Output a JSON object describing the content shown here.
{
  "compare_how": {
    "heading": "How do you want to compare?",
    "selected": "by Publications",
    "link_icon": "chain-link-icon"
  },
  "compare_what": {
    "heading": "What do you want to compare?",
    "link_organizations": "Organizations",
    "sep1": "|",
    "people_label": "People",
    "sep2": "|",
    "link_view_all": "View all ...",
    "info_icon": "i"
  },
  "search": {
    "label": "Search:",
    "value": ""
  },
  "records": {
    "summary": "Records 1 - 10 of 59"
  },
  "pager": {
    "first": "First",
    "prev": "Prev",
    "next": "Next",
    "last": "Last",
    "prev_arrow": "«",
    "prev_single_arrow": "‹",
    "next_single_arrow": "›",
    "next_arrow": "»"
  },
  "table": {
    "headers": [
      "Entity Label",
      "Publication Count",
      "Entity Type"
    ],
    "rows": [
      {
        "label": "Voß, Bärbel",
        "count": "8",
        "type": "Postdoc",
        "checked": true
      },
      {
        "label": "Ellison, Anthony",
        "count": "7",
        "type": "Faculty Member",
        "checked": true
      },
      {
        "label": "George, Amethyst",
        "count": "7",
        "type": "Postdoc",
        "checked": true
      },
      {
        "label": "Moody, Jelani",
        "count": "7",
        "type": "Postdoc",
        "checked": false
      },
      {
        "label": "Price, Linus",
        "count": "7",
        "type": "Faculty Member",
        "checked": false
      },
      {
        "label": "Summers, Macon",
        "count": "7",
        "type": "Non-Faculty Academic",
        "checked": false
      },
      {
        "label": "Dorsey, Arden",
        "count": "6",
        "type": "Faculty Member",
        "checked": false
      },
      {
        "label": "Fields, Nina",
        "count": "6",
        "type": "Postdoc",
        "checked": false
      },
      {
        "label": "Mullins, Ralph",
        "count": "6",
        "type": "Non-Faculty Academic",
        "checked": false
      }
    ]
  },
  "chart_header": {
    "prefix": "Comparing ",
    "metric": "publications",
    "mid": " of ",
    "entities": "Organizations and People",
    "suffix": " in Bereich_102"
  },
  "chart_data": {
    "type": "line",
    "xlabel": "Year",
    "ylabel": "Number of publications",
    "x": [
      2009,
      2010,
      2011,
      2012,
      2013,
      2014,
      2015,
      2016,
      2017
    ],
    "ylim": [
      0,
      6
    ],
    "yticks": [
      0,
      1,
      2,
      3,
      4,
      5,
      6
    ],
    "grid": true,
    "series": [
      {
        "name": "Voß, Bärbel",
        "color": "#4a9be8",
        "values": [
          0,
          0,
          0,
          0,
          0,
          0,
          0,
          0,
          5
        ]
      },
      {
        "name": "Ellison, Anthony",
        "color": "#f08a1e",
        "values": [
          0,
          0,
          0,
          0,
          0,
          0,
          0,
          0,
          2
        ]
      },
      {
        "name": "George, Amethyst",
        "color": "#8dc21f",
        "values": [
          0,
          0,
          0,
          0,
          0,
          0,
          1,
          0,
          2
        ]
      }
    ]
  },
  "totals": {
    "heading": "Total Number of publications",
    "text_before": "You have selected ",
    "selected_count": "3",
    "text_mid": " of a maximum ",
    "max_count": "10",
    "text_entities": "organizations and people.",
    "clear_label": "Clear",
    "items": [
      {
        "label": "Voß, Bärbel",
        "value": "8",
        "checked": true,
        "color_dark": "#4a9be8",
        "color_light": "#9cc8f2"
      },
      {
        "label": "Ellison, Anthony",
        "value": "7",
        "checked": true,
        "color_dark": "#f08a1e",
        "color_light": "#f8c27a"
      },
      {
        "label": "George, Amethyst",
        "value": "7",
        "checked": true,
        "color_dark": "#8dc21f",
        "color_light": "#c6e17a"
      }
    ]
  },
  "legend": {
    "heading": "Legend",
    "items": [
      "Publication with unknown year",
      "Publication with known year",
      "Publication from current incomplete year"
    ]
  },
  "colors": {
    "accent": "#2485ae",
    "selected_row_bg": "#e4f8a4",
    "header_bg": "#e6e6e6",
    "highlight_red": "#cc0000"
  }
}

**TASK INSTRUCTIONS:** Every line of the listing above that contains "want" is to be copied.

**TASK RESPONSE:**
    "heading": "How do you want to compare?",
    "heading": "What do you want to compare?",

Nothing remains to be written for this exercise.